Small-scale vessels may also receive support to replace or modernise engines if the new or modernised engine does not have more power in kW than that of their current engine.

Improving safety, working conditions and energy efficiency

A fishing vessel that is not longer than 24 meters and older than 10 years can have its gross tonnage increased if this results in significant improvements, such as renovating accommodation and other facilities for the well-being of the crew, better on-board fire prevention and safety systems, increased energy efficiency or lower CO2 emissions.

Other key measures

– Engines can be replaced or modernised under strict conditions: for vessels between 12 and 24 meters and at least five years old, the new or modernised engine must not have more power in kW and a reduction of 20% CO2 emissions must be ensured; the fishing capacity withdrawn due to engine replacement or modernisation cannot be replaced.

– Focus on outermost regions: member states will have to prepare an action plan for each of their outermost regions; specific budget allocations are foreseen.

– Support may also be granted for storage of fisheries products in exceptional events generating a significant disruption of markets.

Quote

Rapporteur Gabriel Mato (EPP, ES) said: “We reached a balanced agreement on the future European Maritime, Fisheries and Aquaculture Fund. A fund that would enable the EU fleet to fish and farm better, not to fish more. A fund that would allow the sector to invest in workers’ safety and wellbeing and environmentally-efficient engines and vessels. And a fund that would allow for generational renewal, while avoiding overcapacity and overfishing. The fishing and aquaculture sectors and the whole seafood value chain need support now more than ever to face current and future challenges.”

Next steps

Parliament and Council are now expected to endorse the agreement. The provisions of the regulation will then apply as of 1 January 2021.

Background

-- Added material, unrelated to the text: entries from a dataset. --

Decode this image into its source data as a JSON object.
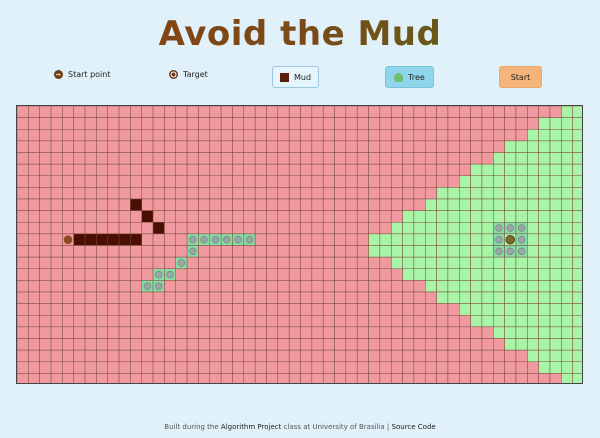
{
  "title": "Avoid the Mud",
  "legend": {
    "start": "Start point",
    "target": "Target"
  },
  "buttons": {
    "mud": "Mud",
    "tree": "Tree",
    "start": "Start"
  },
  "grid": {
    "cols": 50,
    "rows": 24,
    "colors": {
      "red": "#f09aa0",
      "green": "#a9f5a8",
      "mud": "#4a0e02",
      "tree": "#88dba4",
      "line": "#7a4a3a",
      "start": "#8a4b1d"
    },
    "start": [
      4,
      11
    ],
    "target": [
      43,
      11
    ],
    "mud": [
      [
        10,
        8
      ],
      [
        11,
        9
      ],
      [
        12,
        10
      ],
      [
        5,
        11
      ],
      [
        6,
        11
      ],
      [
        7,
        11
      ],
      [
        8,
        11
      ],
      [
        9,
        11
      ],
      [
        10,
        11
      ]
    ],
    "trees": [
      [
        15,
        11
      ],
      [
        16,
        11
      ],
      [
        17,
        11
      ],
      [
        18,
        11
      ],
      [
        19,
        11
      ],
      [
        20,
        11
      ],
      [
        15,
        12
      ],
      [
        14,
        13
      ],
      [
        13,
        14
      ],
      [
        12,
        14
      ],
      [
        11,
        15
      ],
      [
        12,
        15
      ],
      [
        42,
        10
      ],
      [
        43,
        10
      ],
      [
        44,
        10
      ],
      [
        42,
        11
      ],
      [
        44,
        11
      ],
      [
        42,
        12
      ],
      [
        43,
        12
      ],
      [
        44,
        12
      ]
    ]
  },
  "footer": {
    "prefix": "Built during the ",
    "project": "Algorithm Project",
    "middle": " class at University of Brasilia | ",
    "source": "Source Code"
  }
}
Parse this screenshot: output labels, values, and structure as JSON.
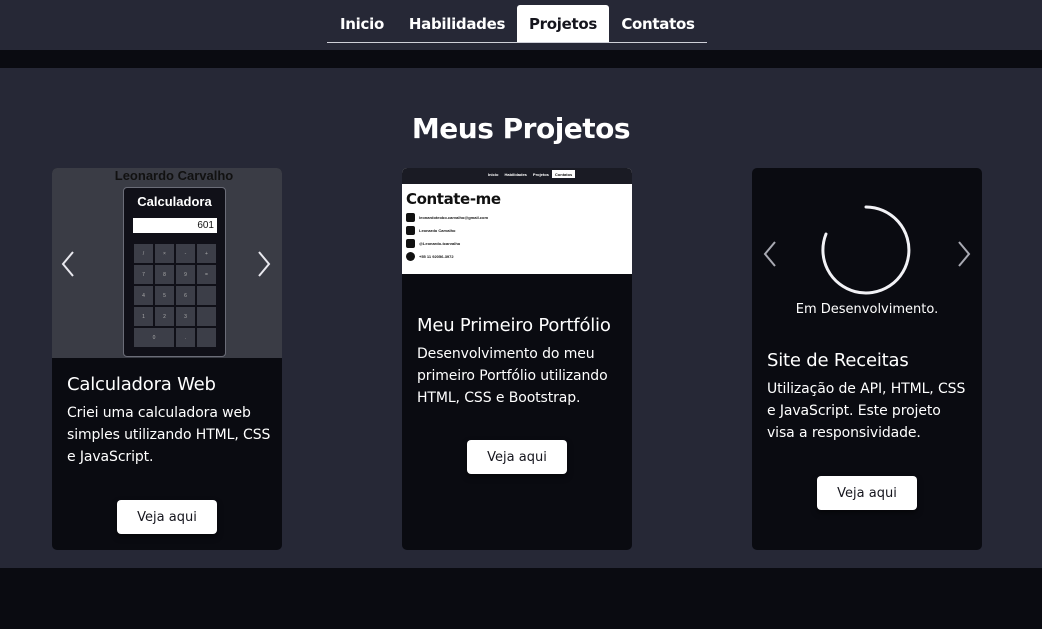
{
  "nav": {
    "items": [
      "Inicio",
      "Habilidades",
      "Projetos",
      "Contatos"
    ],
    "active": "Projetos"
  },
  "section": {
    "title": "Meus Projetos"
  },
  "colors": {
    "bg": "#262836",
    "card": "#0a0b11",
    "accent": "#ffffff"
  },
  "projects": [
    {
      "title": "Calculadora Web",
      "description": "Criei uma calculadora web simples utilizando HTML, CSS e JavaScript.",
      "button": "Veja aqui",
      "preview": {
        "owner": "Leonardo Carvalho",
        "app_title": "Calculadora",
        "display_value": "601",
        "keys": [
          "/",
          "×",
          "-",
          "+",
          "7",
          "8",
          "9",
          "=",
          "4",
          "5",
          "6",
          "",
          "1",
          "2",
          "3",
          "",
          "0",
          "",
          ".",
          ""
        ],
        "icons": [
          "chevron-left-icon",
          "chevron-right-icon"
        ]
      }
    },
    {
      "title": "Meu Primeiro Portfólio",
      "description": "Desenvolvimento do meu primeiro Portfólio utilizando HTML, CSS e Bootstrap.",
      "button": "Veja aqui",
      "preview": {
        "nav": [
          "Inicio",
          "Habilidades",
          "Projetos",
          "Contatos"
        ],
        "heading": "Contate-me",
        "contacts": [
          {
            "icon": "mail-icon",
            "text": "leonardoteobo.carvalho@gmail.com"
          },
          {
            "icon": "linkedin-icon",
            "text": "Leonardo Carvalho"
          },
          {
            "icon": "github-icon",
            "text": "@Leonardo-tcarvalho"
          },
          {
            "icon": "whatsapp-icon",
            "text": "+55 11 92056-3972"
          }
        ]
      }
    },
    {
      "title": "Site de Receitas",
      "description": "Utilização de API, HTML, CSS e JavaScript. Este projeto visa a responsividade.",
      "button": "Veja aqui",
      "preview": {
        "status": "Em Desenvolvimento.",
        "icons": [
          "loading-spinner-icon",
          "chevron-left-icon",
          "chevron-right-icon"
        ]
      }
    }
  ]
}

The European Maritime and Fisheries Fund proposal was published by the Commission in June 2018 and refers to the Multiannual Financial Framework for 2021-2027. The previous EMFF budget covering the years 2014 to 2020 amounted to 6.4 billion EUR.